Financial advisers say they tell their clients that HSAs are the best way to make sure they have the roughly $250,000 for health care expenses later in life.
“These are the best tool, regardless of income level, for people who are planning for the future,” said Dennis Triplett of UMB Healthcare. “And it is a way to pay for health care now — HSA’s make people more responsive to the marketplace. They make them better consumers of health care.”
Investment analyst Allan Roth of Wealth Logic agrees, saying that he has a HSA himself — and advises his clients to use them as well.
“It’s a tool for future health care needs,” he said. “They have great tax benefits, they roll over every year. By the time someone retires, they’ll have money specifically for health care. I view it as a vehicle like an IRA, except solely for health care. Essentially, you’re insuring yourself.”
HSAs are funded by employee contributions, as well as contributions from the company — at least about 80 percent of the time.
The contributions are tax free for both the employer and employee, and the withdrawals are tax free. Money saved in an HSA can only be used for health care purposes.
“But that runs the gamut,” Triplett said. “You can use it for over the counter medications, for eyeglasses, for doctors’ visits. As long as it’s a true health care need, you can use money from the HSA.”
However, Roth believes they aren’t the answer to the health care dilemma. When he needed a colonscopy, he wanted to comparison shop doctors, since he was paying for the procedure out of money from his HSA. However, answers were in short supply.
“It was impossible to find out how much it was going to cost,” he said. “Doctors didn’t want to reveal the costs, because frequently they have different deals with different health insurers.”
Roth said HSAs should be viewed as a valuable tool for health care costs, but cautions they won’t drive down the costs.
But Triplett doesn’t see any down side. He said the insurance program, created during the Bush administration, benefits everyone.
“There is some angst,” he said. “People worry, ‘what if’ — you know, they go in the hospital within weeks of setting them up. What happens then? That’s why we encourage employers to contribute to the maximum level, that stops the anxiety.”
The concern about early hospital admission comes from the high deductibles typically associated with an HSA. The lower premiums come up very high deductibles — ranging from $2,000 to even as high as $10,000. Patients must come up with the deductible first, before charges are covered by the plan.
That’s one of the criticisms of HSAs, at least from a provider standpoint. John Suits, associate administrator of government affairs for Memorial Health System, said it’s a problem Memorial struggles with.
“We don’t have any problem with the HSAs themselves,” he said. “But the high deductibles, we have a problem with.
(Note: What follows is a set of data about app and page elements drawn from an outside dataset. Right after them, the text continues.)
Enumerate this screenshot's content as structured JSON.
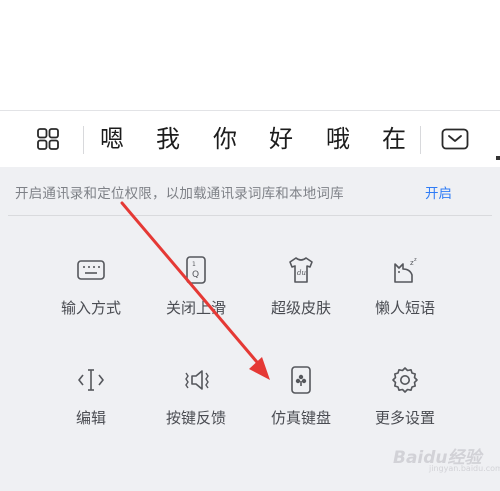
{
  "candidate_bar": {
    "grid_icon": "grid-four-squares-icon",
    "candidates": [
      "嗯",
      "我",
      "你",
      "好",
      "哦",
      "在"
    ],
    "collapse_icon": "keyboard-collapse-icon"
  },
  "notice": {
    "text": "开启通讯录和定位权限，以加载通讯录词库和本地词库",
    "link": "开启",
    "link_color": "#2f7cf6"
  },
  "tools": [
    {
      "label": "输入方式",
      "icon": "keyboard-icon"
    },
    {
      "label": "关闭上滑",
      "icon": "swipe-up-card-icon"
    },
    {
      "label": "超级皮肤",
      "icon": "tshirt-skin-icon"
    },
    {
      "label": "懒人短语",
      "icon": "lazy-cat-phrase-icon"
    },
    {
      "label": "编辑",
      "icon": "text-cursor-edit-icon"
    },
    {
      "label": "按键反馈",
      "icon": "speaker-vibrate-icon"
    },
    {
      "label": "仿真键盘",
      "icon": "playing-card-icon"
    },
    {
      "label": "更多设置",
      "icon": "gear-icon"
    }
  ],
  "watermark": {
    "text": "Baidu经验",
    "sub": "jingyan.baidu.com"
  },
  "colors": {
    "panel_bg": "#eff0f3",
    "icon_stroke": "#55575c",
    "annotation_arrow": "#e53935"
  }
}
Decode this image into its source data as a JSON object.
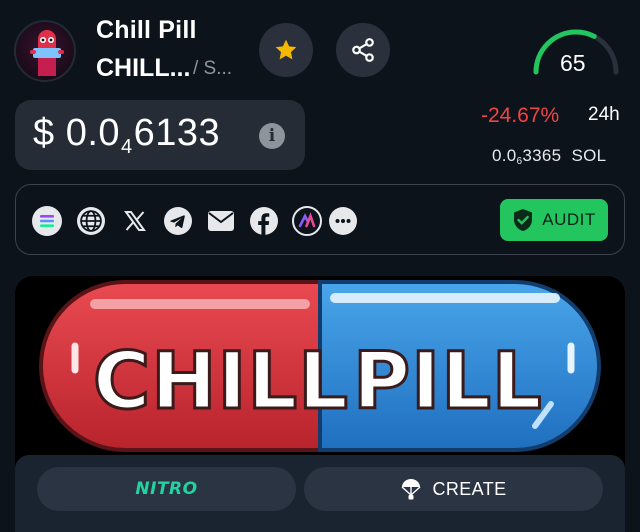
{
  "token": {
    "name": "Chill Pill",
    "symbol": "CHILL...",
    "chain": "/ S...",
    "logo_icon": "chill-pill-logo"
  },
  "header": {
    "favorite_icon": "star-icon",
    "share_icon": "share-icon",
    "score": "65",
    "score_fraction": 0.65
  },
  "price": {
    "prefix": "$ 0.0",
    "zeros": "4",
    "digits": "6133",
    "change": "-24.67%",
    "period": "24h",
    "sol_prefix": "0.0",
    "sol_zeros": "6",
    "sol_digits": "3365",
    "sol_unit": "SOL"
  },
  "links": {
    "icons": [
      "solana-icon",
      "globe-icon",
      "x-icon",
      "telegram-icon",
      "mail-icon",
      "facebook-icon",
      "app-logo-icon",
      "more-icon"
    ],
    "audit_label": "AUDIT"
  },
  "banner": {
    "word_left": "CHILL",
    "word_right": "PILL"
  },
  "bottom": {
    "nitro_label": "NITRO",
    "create_label": "CREATE"
  },
  "colors": {
    "background": "#0d131b",
    "card": "#252c36",
    "accent_green": "#22c55e",
    "negative": "#ef4444",
    "star": "#f5b700",
    "nitro": "#22d3a0"
  }
}
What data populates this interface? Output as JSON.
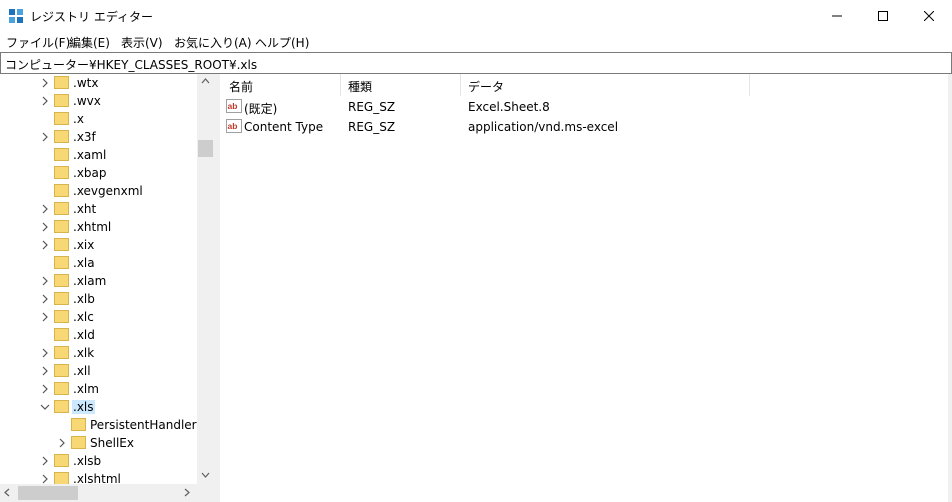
{
  "window": {
    "title": "レジストリ エディター"
  },
  "menu": [
    {
      "label": "ファイル(F)"
    },
    {
      "label": "編集(E)"
    },
    {
      "label": "表示(V)"
    },
    {
      "label": "お気に入り(A)"
    },
    {
      "label": "ヘルプ(H)"
    }
  ],
  "address": {
    "path": "コンピューター¥HKEY_CLASSES_ROOT¥.xls"
  },
  "tree": {
    "items": [
      {
        "label": ".wtx",
        "expander": "collapsed",
        "level": 0
      },
      {
        "label": ".wvx",
        "expander": "collapsed",
        "level": 0
      },
      {
        "label": ".x",
        "expander": "none",
        "level": 0
      },
      {
        "label": ".x3f",
        "expander": "collapsed",
        "level": 0
      },
      {
        "label": ".xaml",
        "expander": "none",
        "level": 0
      },
      {
        "label": ".xbap",
        "expander": "none",
        "level": 0
      },
      {
        "label": ".xevgenxml",
        "expander": "none",
        "level": 0
      },
      {
        "label": ".xht",
        "expander": "collapsed",
        "level": 0
      },
      {
        "label": ".xhtml",
        "expander": "collapsed",
        "level": 0
      },
      {
        "label": ".xix",
        "expander": "collapsed",
        "level": 0
      },
      {
        "label": ".xla",
        "expander": "none",
        "level": 0
      },
      {
        "label": ".xlam",
        "expander": "collapsed",
        "level": 0
      },
      {
        "label": ".xlb",
        "expander": "collapsed",
        "level": 0
      },
      {
        "label": ".xlc",
        "expander": "collapsed",
        "level": 0
      },
      {
        "label": ".xld",
        "expander": "none",
        "level": 0
      },
      {
        "label": ".xlk",
        "expander": "collapsed",
        "level": 0
      },
      {
        "label": ".xll",
        "expander": "collapsed",
        "level": 0
      },
      {
        "label": ".xlm",
        "expander": "collapsed",
        "level": 0
      },
      {
        "label": ".xls",
        "expander": "expanded",
        "level": 0,
        "selected": true
      },
      {
        "label": "PersistentHandler",
        "expander": "none",
        "level": 1
      },
      {
        "label": "ShellEx",
        "expander": "collapsed",
        "level": 1
      },
      {
        "label": ".xlsb",
        "expander": "collapsed",
        "level": 0
      },
      {
        "label": ".xlshtml",
        "expander": "collapsed",
        "level": 0
      }
    ]
  },
  "list": {
    "columns": [
      {
        "label": "名前"
      },
      {
        "label": "種類"
      },
      {
        "label": "データ"
      }
    ],
    "rows": [
      {
        "name": "(既定)",
        "type": "REG_SZ",
        "data": "Excel.Sheet.8",
        "icon": "string-value-icon"
      },
      {
        "name": "Content Type",
        "type": "REG_SZ",
        "data": "application/vnd.ms-excel",
        "icon": "string-value-icon"
      }
    ]
  },
  "colors": {
    "selection": "#cce8ff",
    "folder": "#f8d775",
    "scrollbar": "#f0f0f0",
    "value_icon": "#c0392b"
  }
}
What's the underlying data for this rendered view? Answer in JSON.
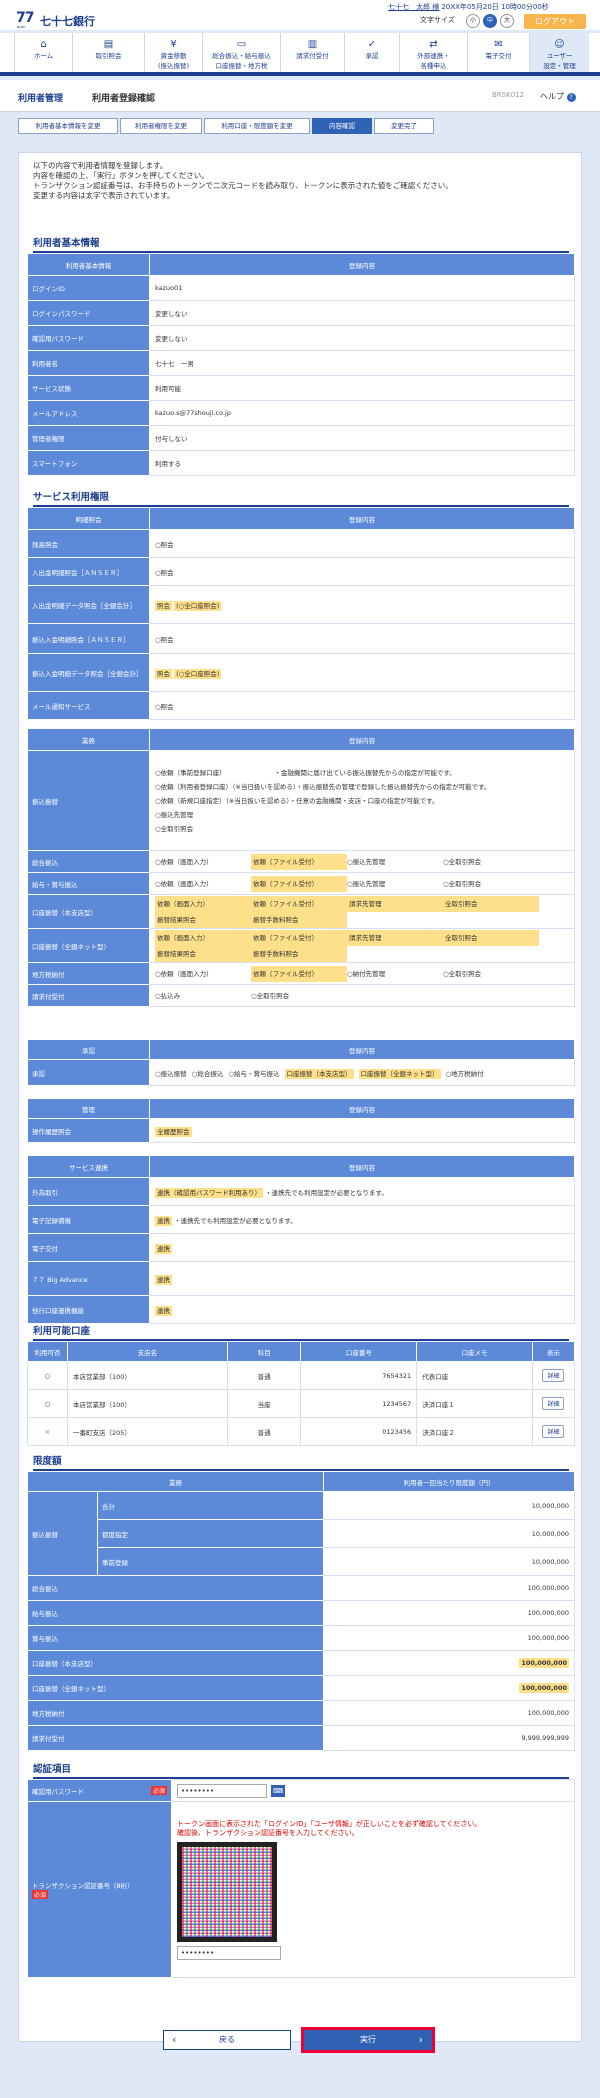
{
  "header": {
    "logo": "77",
    "logo_sub": "BANK",
    "bank_name": "七十七銀行",
    "user_name": "七十七　太郎 様",
    "login_time": "20XX年05月20日 10時00分00秒",
    "font_size_label": "文字サイズ",
    "font_small": "小",
    "font_mid": "中",
    "font_large": "大",
    "logout": "ログアウト"
  },
  "gnav": [
    {
      "icon": "home-icon",
      "label1": "ホーム",
      "label2": ""
    },
    {
      "icon": "document-icon",
      "label1": "取引照会",
      "label2": ""
    },
    {
      "icon": "yen-icon",
      "label1": "資金移動",
      "label2": "(振込振替)"
    },
    {
      "icon": "card-icon",
      "label1": "総合振込・給与振込",
      "label2": "口座振替・地方税"
    },
    {
      "icon": "bill-icon",
      "label1": "請求付受付",
      "label2": ""
    },
    {
      "icon": "check-icon",
      "label1": "承認",
      "label2": ""
    },
    {
      "icon": "link-icon",
      "label1": "外部連携・",
      "label2": "各種申込"
    },
    {
      "icon": "mail-icon",
      "label1": "電子交付",
      "label2": ""
    },
    {
      "icon": "user-icon",
      "label1": "ユーザー",
      "label2": "設定・管理"
    }
  ],
  "title": {
    "main": "利用者管理",
    "sub": "利用者登録確認",
    "code": "BRSK012",
    "help": "ヘルプ"
  },
  "steps": [
    "利用者基本情報を変更",
    "利用者権限を変更",
    "利用口座・限度額を変更",
    "内容確認",
    "変更完了"
  ],
  "intro": [
    "以下の内容で利用者情報を登録します。",
    "内容を確認の上、「実行」ボタンを押してください。",
    "トランザクション認証番号は、お手持ちのトークンで二次元コードを読み取り、トークンに表示された値をご確認ください。",
    "変更する内容は太字で表示されています。"
  ],
  "basic": {
    "title": "利用者基本情報",
    "head": [
      "利用者基本情報",
      "登録内容"
    ],
    "rows": [
      [
        "ログインID",
        "kazuo01"
      ],
      [
        "ログインパスワード",
        "変更しない"
      ],
      [
        "確認用パスワード",
        "変更しない"
      ],
      [
        "利用者名",
        "七十七　一男"
      ],
      [
        "サービス状態",
        "利用可能"
      ],
      [
        "メールアドレス",
        "kazuo.s@77shouji.co.jp"
      ],
      [
        "管理者権限",
        "付与しない"
      ],
      [
        "スマートフォン",
        "利用する"
      ]
    ]
  },
  "service": {
    "title": "サービス利用権限",
    "inquiry_head": [
      "明細照会",
      "登録内容"
    ],
    "inquiry": [
      [
        "残高照会",
        "○照会",
        ""
      ],
      [
        "入出金明細照会［ＡＮＳＥＲ］",
        "○照会",
        ""
      ],
      [
        "入出金明細データ照会［全銀会計］",
        "照会",
        "(○全口座照会)"
      ],
      [
        "振込入金明細照会［ＡＮＳＥＲ］",
        "○照会",
        ""
      ],
      [
        "振込入金明細データ照会［全銀会計］",
        "照会",
        "(○全口座照会)"
      ],
      [
        "メール通知サービス",
        "○照会",
        ""
      ]
    ],
    "biz_head": [
      "業務",
      "登録内容"
    ],
    "furikomi_label": "振込振替",
    "furikomi_lines": [
      "○依頼（事前登録口座）　　　　　　　　・金融機関に届け出ている振込振替先からの指定が可能です。",
      "○依頼（利用者登録口座）（※当日扱いを認める）・振込振替先の管理で登録した振込振替先からの指定が可能です。",
      "○依頼（新規口座指定）（※当日扱いを認める）・任意の金融機関・支店・口座の指定が可能です。",
      "○振込先管理",
      "○全取引照会"
    ],
    "biz": [
      {
        "name": "総合振込",
        "items": [
          "○依頼（画面入力）",
          "依頼（ファイル受付）",
          "○振込先管理",
          "○全取引照会"
        ]
      },
      {
        "name": "給与・賞与振込",
        "items": [
          "○依頼（画面入力）",
          "依頼（ファイル受付）",
          "○振込先管理",
          "○全取引照会"
        ]
      },
      {
        "name": "口座振替（本支店型）",
        "items": [
          "依頼（画面入力）",
          "依頼（ファイル受付）",
          "請求先管理",
          "全取引照会",
          "振替結果照会",
          "振替手数料照会"
        ]
      },
      {
        "name": "口座振替（全銀ネット型）",
        "items": [
          "依頼（画面入力）",
          "依頼（ファイル受付）",
          "請求先管理",
          "全取引照会",
          "振替結果照会",
          "振替手数料照会"
        ]
      },
      {
        "name": "地方税納付",
        "items": [
          "○依頼（画面入力）",
          "依頼（ファイル受付）",
          "○納付先管理",
          "○全取引照会"
        ]
      },
      {
        "name": "請求付受付",
        "items": [
          "○払込み",
          "○全取引照会"
        ]
      }
    ],
    "approve_head": [
      "承認",
      "登録内容"
    ],
    "approve": {
      "name": "承認",
      "items": [
        "○振込振替",
        "○総合振込",
        "○給与・賞与振込",
        "口座振替（本支店型）",
        "口座振替（全銀ネット型）",
        "○地方税納付"
      ]
    },
    "manage_head": [
      "管理",
      "登録内容"
    ],
    "manage": {
      "name": "操作履歴照会",
      "value": "全履歴照会"
    },
    "link_head": [
      "サービス連携",
      "登録内容"
    ],
    "link": [
      [
        "外為取引",
        "連携（確認用パスワード利用あり）",
        "・連携先でも利用設定が必要となります。"
      ],
      [
        "電子記録債権",
        "連携",
        "・連携先でも利用設定が必要となります。"
      ],
      [
        "電子交付",
        "連携",
        ""
      ],
      [
        "７７ Big Advance",
        "連携",
        ""
      ],
      [
        "他行口座連携機能",
        "連携",
        ""
      ]
    ]
  },
  "accounts": {
    "title": "利用可能口座",
    "head": [
      "利用可否",
      "支店名",
      "科目",
      "口座番号",
      "口座メモ",
      "表示"
    ],
    "rows": [
      [
        "○",
        "本店営業部（100）",
        "普通",
        "7654321",
        "代表口座",
        "詳細"
      ],
      [
        "○",
        "本店営業部（100）",
        "当座",
        "1234567",
        "決済口座１",
        "詳細"
      ],
      [
        "×",
        "一番町支店（205）",
        "普通",
        "0123456",
        "決済口座２",
        "詳細"
      ]
    ]
  },
  "limits": {
    "title": "限度額",
    "head": [
      "業務",
      "利用者一回当たり限度額（円）"
    ],
    "furikomi": {
      "name": "振込振替",
      "rows": [
        [
          "合計",
          "10,000,000"
        ],
        [
          "都度指定",
          "10,000,000"
        ],
        [
          "事前登録",
          "10,000,000"
        ]
      ]
    },
    "rows": [
      [
        "総合振込",
        "100,000,000",
        false
      ],
      [
        "給与振込",
        "100,000,000",
        false
      ],
      [
        "賞与振込",
        "100,000,000",
        false
      ],
      [
        "口座振替（本支店型）",
        "100,000,000",
        true
      ],
      [
        "口座振替（全銀ネット型）",
        "100,000,000",
        true
      ],
      [
        "地方税納付",
        "100,000,000",
        false
      ],
      [
        "請求付受付",
        "9,999,999,999",
        false
      ]
    ]
  },
  "auth": {
    "title": "認証項目",
    "confirm_label": "確認用パスワード",
    "required": "必須",
    "password_mask": "••••••••",
    "notice1": "トークン画面に表示された「ログインID」「ユーザ情報」が正しいことを必ず確認してください。",
    "notice2": "確認後、トランザクション認証番号を入力してください。",
    "txn_label": "トランザクション認証番号（8桁）",
    "txn_mask": "••••••••"
  },
  "buttons": {
    "back": "戻る",
    "exec": "実行"
  }
}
We have to try to collect that money from people, and many people don’t have it — particularly with extremely high deductibles.”
It’s not that the hospital doesn’t view HSAs as a valuable tool in the long term, but they do worry about their own finances in the short term.
“We had to lower our costs for out patient radiology, for example,” Suits said. “We couldn’t compete with the free-standing facilities. So we can not just pass along the costs of bad debt to patients — we’ve hit that ceiling. And we hit it a few years ago.”
People who are wealthy enough to contribute the maximum amount every year don’t have problems, Suits said.
“But I would guess — we don’t track this — but I would guess that the majority of people aren’t maxing out their contributions,” he said. “And that means they don’t have the money in their account to cover hospital expenses when they happen.”
But his worries could be falling on deaf ears. HSA use is rising, particularly in Colorado. Many are attracted to the very low monthly premiums — and the promise of saving on their taxes.
According to America’s Health Insurance Plans, an industry group, there are more than 11.4 million people with HSAs in the country. That’s up from 10 million last year.
“It’s an important part of a portfolio,” said Roth. “It’s beneficial because the money’s never taxed, so it benefits your tax bill too.”
Suits doesn’t contest any of that — he believes HSAs are important to keep people insured.
“If people are wealthy enough to invest to the maximum level, that’s great,” he said. “We’d have no problem with that. We just struggle to get paid with these plans, and that makes a huge difference to us.”